With the rise of Napoleon France and increasing military tensions in Europe, British economic interests in the Caribbean were under threat of invasion.
In the 1790,s a campaign was begun to strengthen the fortifications of Antigua. In light of the fact that the Naval Dockyard at English Harbour was of strategic importance to British interests, gun platforms and barracks with support facilities were constructed on the surrounding hills to house and support a large military force that could be quickly deployed in the region.
These fortifications and barracks were manned primarily by numerous British Regiments, but due to the high mortality rate among the white British troops, African (black) soldiers from the West India Regiments were station here at various times. All of the construction and support work at this large site was conducted by enslaved Africans.
The result of this cultural melting pot, is a rich archaeological assemblage with many avenues for theoretical and field research.
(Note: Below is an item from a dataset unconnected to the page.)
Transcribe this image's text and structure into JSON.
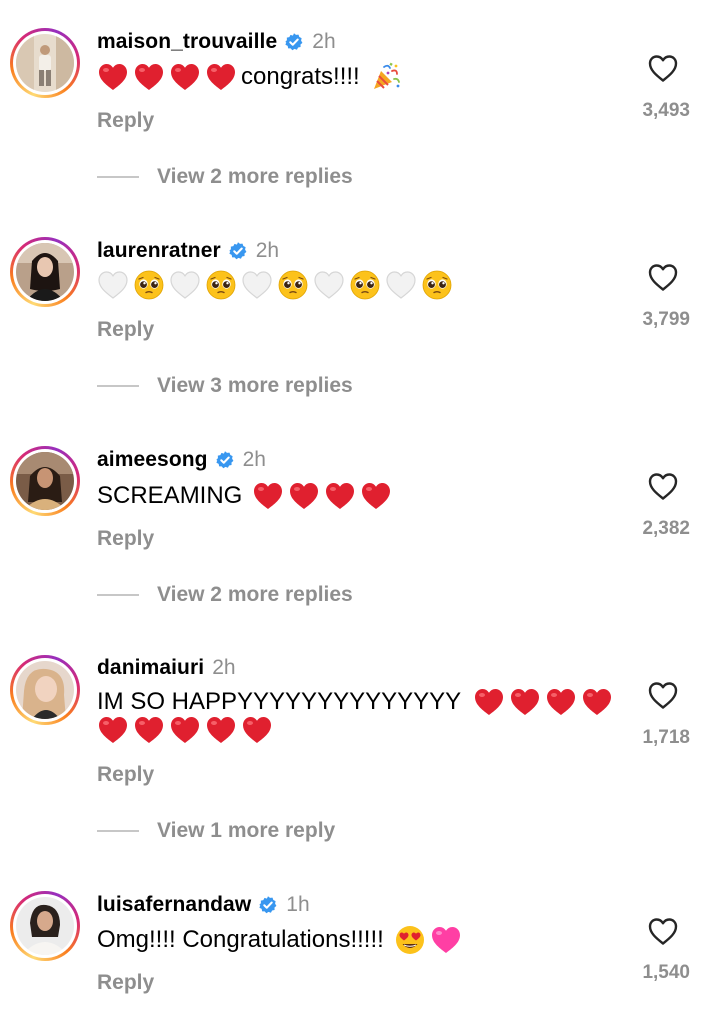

Current research activities include, mapping the cemeteries and burial sites scattered across the hillsides, excavations at the artillary officers quarters, the barracks and canteen, and mapping all previously unrecorded structures.